EXERCISE —
Figure out the number of lines in the data that hold the string "code". Reply with that figure only.

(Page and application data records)
════════

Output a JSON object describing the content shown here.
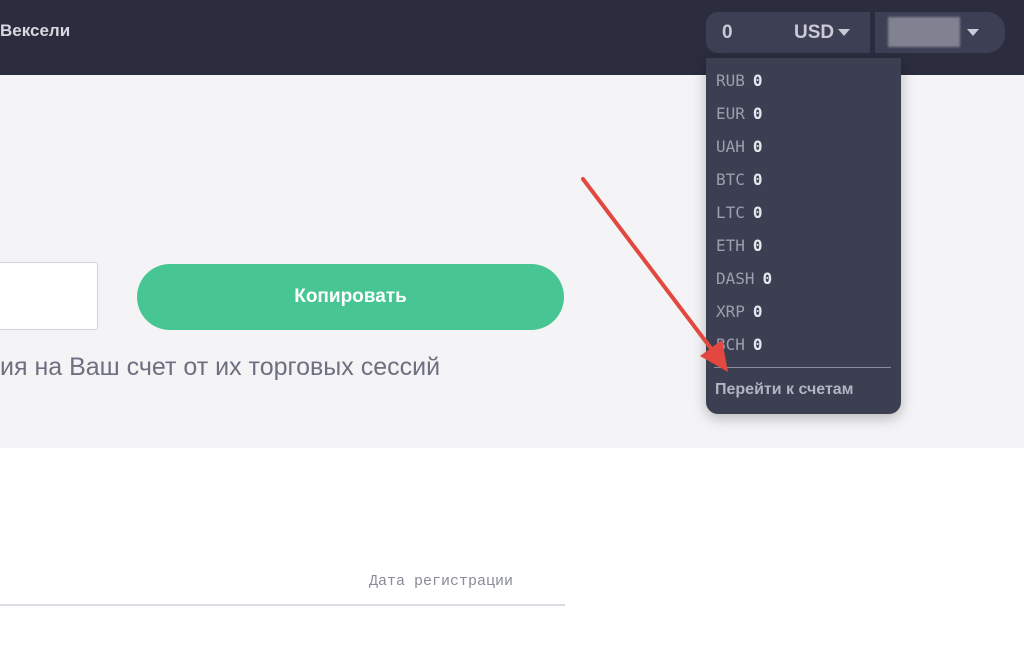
{
  "header": {
    "nav_item": "Вексели",
    "balance": "0",
    "currency": "USD"
  },
  "hero": {
    "copy_button": "Копировать",
    "description": "ия на Ваш счет от их торговых сессий"
  },
  "table": {
    "column_registration_date": "Дата регистрации"
  },
  "dropdown": {
    "currencies": [
      {
        "code": "RUB",
        "amount": "0"
      },
      {
        "code": "EUR",
        "amount": "0"
      },
      {
        "code": "UAH",
        "amount": "0"
      },
      {
        "code": "BTC",
        "amount": "0"
      },
      {
        "code": "LTC",
        "amount": "0"
      },
      {
        "code": "ETH",
        "amount": "0"
      },
      {
        "code": "DASH",
        "amount": "0"
      },
      {
        "code": "XRP",
        "amount": "0"
      },
      {
        "code": "BCH",
        "amount": "0"
      }
    ],
    "go_to_accounts": "Перейти к счетам"
  },
  "colors": {
    "topbar": "#2b2d3f",
    "accent_green": "#47c693",
    "dropdown_bg": "#3c3e52",
    "annotation_arrow": "#e2483f"
  },
  "icons": {
    "currency_caret": "chevron-down-icon",
    "user_caret": "chevron-down-icon",
    "annotation": "arrow-annotation"
  }
}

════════

SOLUTION TO THE EXERCISE —
9